Completion allows us to bring things to a close with a sense of gratitude, reverence, and peace. When we allow ourselves to experience a sense of true completion, we move into the next phase of life bringing with us the gifts, lessons, accomplishments, experiences, and more from what we’ve just been through. When we don’t take the time to truly complete something, we end up carrying baggage, regrets, fear, and unresolved issues into our next experience. These things don’t serve us and often end up undermining our success and fulfillment.
Dang, that’s loaded. I don’t want to bore the non-yogis/eastern philosophy readers, but one thing is certain: I sure don’t want to be carrying any extra baggage on my next road race. At any rate, I don’t think I take much of my extracurricular stuff so seriously as to have much to stew on and complete before moving on to next year’s intentions, but I don’t think I’m unique in writing that my personal life could probably benefit from the practice. Check out the source blog post for suggestions on how to practice completion.

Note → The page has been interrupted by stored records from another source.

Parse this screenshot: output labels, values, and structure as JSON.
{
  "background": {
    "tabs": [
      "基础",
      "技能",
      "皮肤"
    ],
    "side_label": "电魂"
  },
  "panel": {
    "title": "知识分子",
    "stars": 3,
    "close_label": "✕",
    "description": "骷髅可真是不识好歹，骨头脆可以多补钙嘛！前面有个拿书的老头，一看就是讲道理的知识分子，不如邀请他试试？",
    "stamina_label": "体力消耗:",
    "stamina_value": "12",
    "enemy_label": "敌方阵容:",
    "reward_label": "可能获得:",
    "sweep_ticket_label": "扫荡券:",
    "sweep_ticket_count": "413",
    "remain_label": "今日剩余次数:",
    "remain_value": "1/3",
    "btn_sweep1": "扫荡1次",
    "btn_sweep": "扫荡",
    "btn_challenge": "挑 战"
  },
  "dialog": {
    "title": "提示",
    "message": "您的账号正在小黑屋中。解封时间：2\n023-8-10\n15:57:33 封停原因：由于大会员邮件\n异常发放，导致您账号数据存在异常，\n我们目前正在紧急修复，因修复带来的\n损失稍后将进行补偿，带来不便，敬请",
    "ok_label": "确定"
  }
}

* Volunteer at the race expo of a major local race. You’d think this wold be an easy intention. I was registered to volunteer at the Friday evening packet pickup for the April 2012 Credit Union Cherry Blossom 10-Mile Run. Then the opportunity to go on a backcountry hut ski trip came along.
* Ski a line, look up and say, “Holy shitake mushrooms, I just ripped that!” Yeah, whatever. The snow in 2012 was crummy.
* Backcountry hut ski trip. This wasn’t originally one of my 2012 intentions as it was more of a life intention, but right before Christmas, I was unexpectedly invited to fill in for someone who dropped out of a trip to the Wallowas (OR). So I went on my first backcountry hut ski trip this year.
* Teach a regular, weekly sunrise yoga class. Yes. On Wednesday mornings. At the Y. You should go.
* Stay injury-free and healthy. I definitely stayed injury-free, and other than the wicked cold of November that half the country got, I was pretty healthy. I even DNF’d a race when I thought it would jeopardize more than just my ego.
* Sleep 8 hours a night. Sometimes…